SAN DIEGO — The emotions range from "midnight doubts" to "adoption euphoria."
The realities of adoption can be daunting. For social workers and adoptive parents, though, the rewards are many.
Patrick Quivey described the pleasure he feels when he discovers people who are obviously going to make good parents:
"I get a feeling of promise. I'll be in their home . . . talking with them about daily life. Their family history. As it weaves together, the thought begins to grow 'This is only the beginning . . . but some child may be very fortunate.' "
A tall, bearded, soft-spoken man, Quivey, 32, is senior counselor of the Multi-Cultural Home Recruitment Network. He is in the business of recruiting parents.
The "midnight doubts," he explained, are likely to hit a soon-to-be parent when he or she is several months into the process--after the first excitement generated by the decision to adopt has worn off.
"They tend to wake in the night and think: 'What am I doing?' "
Quivey and adoptive parents he has worked with know that it can be a long process, with many steps along the way.
The state-funded network is part of the San Diego Urban League. Three of its four counselor-recruiters--Quivey, Candace Trotter and Joyce James--talked with a reporter recently at the agency's offices on Martin Luther King Way.
"We're not an adoption agency," Quivey stressed. People, he says, sometimes get the wrong idea about the network, imagining a back room full of babies, all waiting to be picked like summer peas.
"Our function is to find people who might adopt--including single people--and link them with private and county adoption agencies," he said.
"We work with the black, Hispanic and American Indian populations," Trotter said. Both she and James are black. Both have children of their own.
"Most of these homeless children--at least 80% of them--end up under the care of the Department of Social Services because they've been abused. Or neglected. Or abandoned," James said.
Minority children, children over 3 and children who have handicaps have historically been difficult to find permanent homes for.
"But that doesn't deter us," Trotter said. "Just the opposite. It's our motivation."
Joining the discussion of adoption was Diane Evans, a psychologist in private practice in La Jolla and downtown San Diego. She is single and has two sons. Kwame, whom she adopted, is nearly 11. When he was 5, she gave birth to Amar.
"I was 27 when I decided I wanted a baby. And I wanted a boy," she said.
"At that time, I was a senior social worker at UCSD. I was stable economically and socially, but I felt my home needed a child. If there had been a suitable man in my life at that time . . . " She shrugged. "Well, there wasn't one."
The adoption agency--Tayari, a San Diego County agency that works primarily with the black community--warned her that her chances of adopting a baby, rather than an older child, were slim.
"But they were very helpful. They really tried," she recalled. "Once you decide to adopt, you begin living with fantasies about your child. Tayari suggested several babies to me, and each time I'd mentally begin to bond with them. But then it didn't work out."
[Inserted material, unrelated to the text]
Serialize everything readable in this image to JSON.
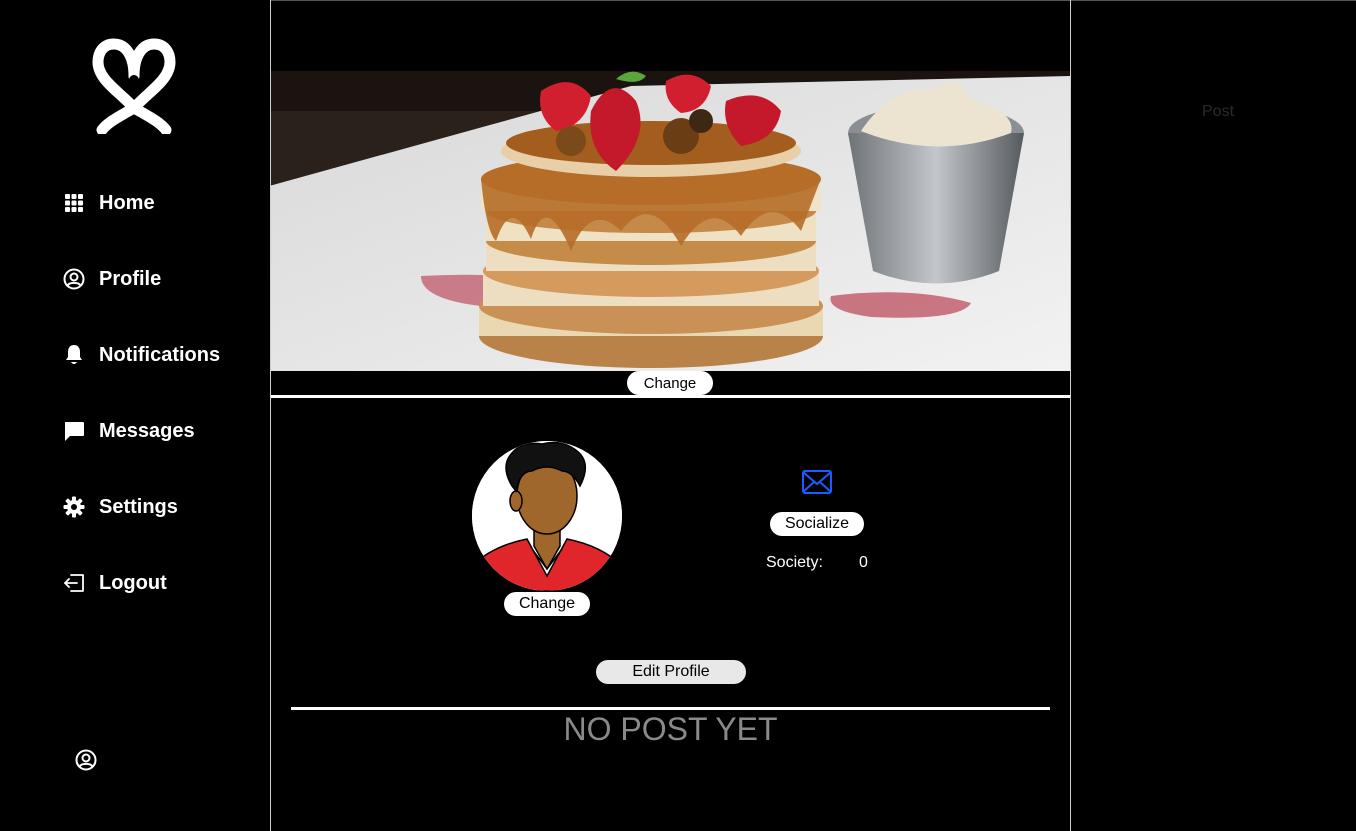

James said, "Adopting a child proceeds in stages, like a pregnancy does. But inception begins in the mind, not in the womb. Do you remember those diagrams in biology class? The ones where the sperm are swimming toward the egg? Sometimes they made it, and sometimes they missed. The matching stage in adoption can be like that. And it often takes about nine months."
For Evans, it took much longer.
For more than two years, she seriously considered adopting a baby boy without legs. "And glaucoma. He had all kinds of problems. 'Diane, that's crazy!' my friends said. 'You're a single woman with a full-time job. How can you manage to get him back and forth to the hospital for the medical treatment he needs every week?' And they were right," she said.
When she finally relinquished the idea of adopting the little boy, Evans felt terrible about it. "I'd been visualizing him as a part of my life for so long. It was like a mental abortion."
To subjugate her feelings, she started working on her Ph.D. "Three months into my Ph.D. program, I got a phone call from Tayari," she said.
"We've got a baby boy," they told her. "Seven months old. But you must make up your mind right this minute--it's now or never. And you'll have to pick him up in Las Vegas."
"I jumped in my car right away," she said, laughing with pleasure at the memory. "Oh, he was just gorgeous! That round little body. And his face was completely round! He was called Baby Matthew, but I renamed him Kwame after the African leader."
Things ran fairly smoothly.
"He was more independent than the average 7-month-old," she said. "Being in a foster home had done that. He would pull up his own blanket at night--that kind of thing."